Like some revenge-fuelled fisherman in one of those godawful ‘I know how you batted last summer’ movies, the horror of the Ashes are bearing down on us, threatening to gut our hopes of victory with the bloodied hook of 2AM batting collapses.
Or some other, less strained metaphor not built on a 90s teen horror movie franchise best left forgotten.
But with Darren Lehmann now inserted as the BUPA healthier version of former coach Mickey Arthur, there’s plenty of fresh fodder for speculation in the last fortnight before the series actually begins.
Will Chairman of Selectors John Inverarity be replaced by a flea-ridden sock puppet? Will incumbent Test captain Shane Watson unveil some Machiavellian scheme to retain the team leadership he worked so hard to stumble ass-backwards into on the tour of India? Who, exactly, will be next to punch Joe Root upside the head?
And the big one: what are Australia’s chances of winning the Ashes (or ‘returning the urn’ as some rhyme-happy Twitter hashtags would have it), really?
I can’t answer any of the first three, but I can take a quantifiable stab at the last.
First, let’s note that of the 94 non-drawn Test series between the top eight Test nations over the past decade or so, only 31 have been won by visiting teams. That’s a little less than a one in three chance.
Next, let’s add a little bit more smartitude to this. The ICC publishes Test ratings, which attempt to quantify the relative strengths of the Test nations. With a little bit of digging I was able to find the ratings for all teams for all those series over the past decade or so. How useful are those in predicting the winners of Test series?
Pretty darn useful as it turns out.
Like Duckworth Lewis targets or the running between wickets of Phil Hughes, it’s probably simplest to skip the tedious details of the mathematical calculations and cut straight to the results.

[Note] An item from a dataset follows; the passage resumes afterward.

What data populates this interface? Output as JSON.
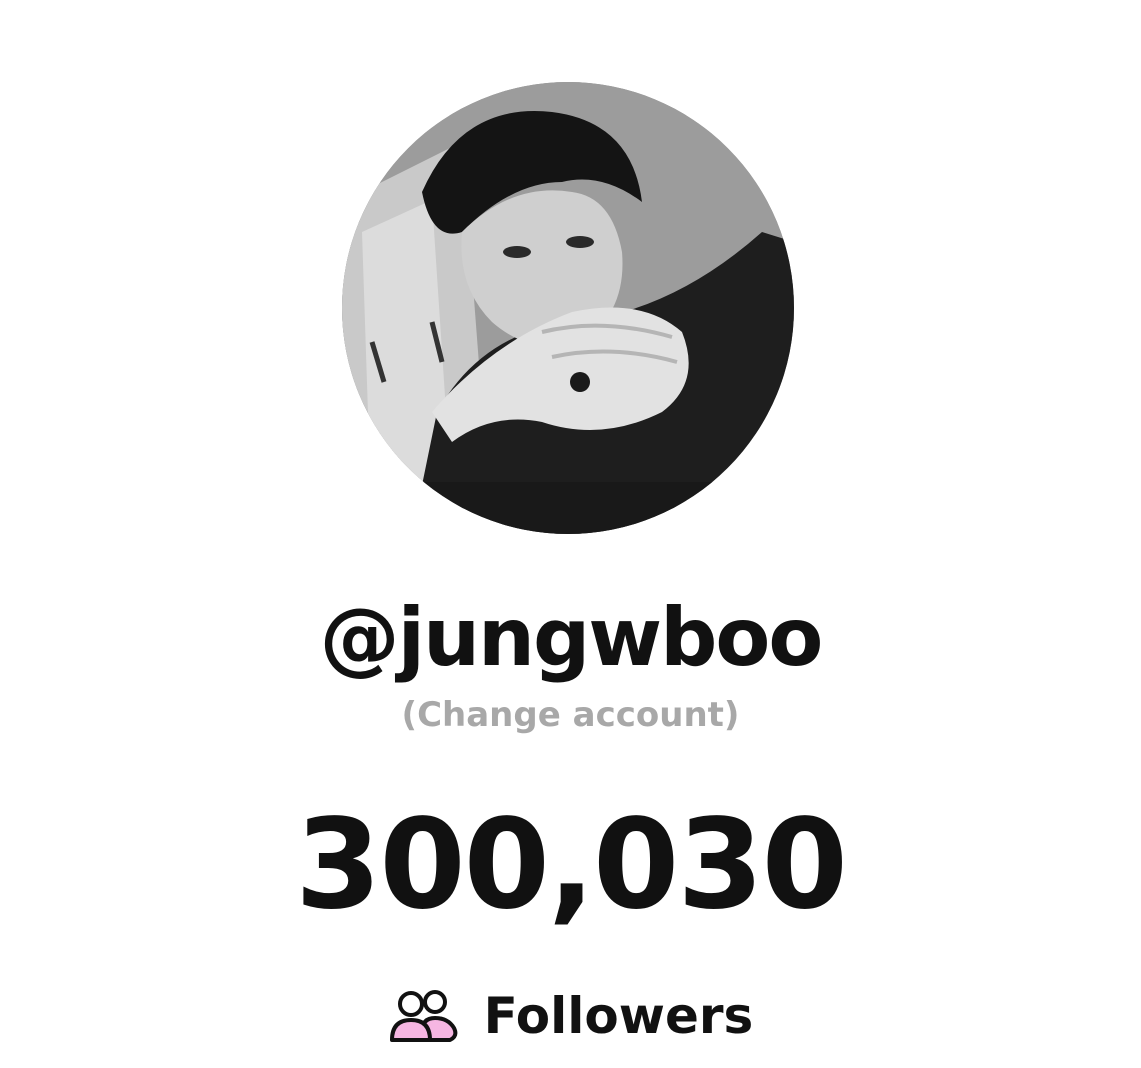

(Although, if you must know, I derived the proportion of the visiting team’s rating to the sum of the two teams’ ratings, converted it to log-odds, then performed a linear regression against a similarly log-oddsified proportion of Tests won by the visiting team [using a Laplacian rule of succession for whitewashes, obviously], with the regression constant factor retained to adjust for home ground advantage. Because what else would one do?)
The result of this quick and dirty analysis? Turns out the team ratings allow you to predict the likely number of wins by the visiting team and get within 0.5 of the correct number a little over 76% of the time.
How does this translate for the Aussies in the upcoming Ashes?
The most likely result by this formula is that Australia will ‘win’ two Tests out of the five. Since draws count as half a point, those two ‘wins’ could be one actual win and two draws. Or four draws. Or, as strange as it may seem, two actual wins.
Whichever way it shakes out, England win the series by a one-Test margin and Australia fail to regain the Ashes (‘spurning the urn’).
What about a drawn series? To draw the series, Australia need to get 2.5 wins out of the five Tests. According to the formula, there’s roughly a 13% chance of that happening. But even if it does, the Poms keep the Ashes, at least until the Australian summer (‘adjourning the urn’).
And what are the chances of Australia winning the series and actually returning the urn? About 6%. Which, by any standard, isn’t great.
But, on the positive side, we’ve smashed the Poms in the pre-series fiasco-a-thon (‘upturning the urn’). And that’s got to count for something, right?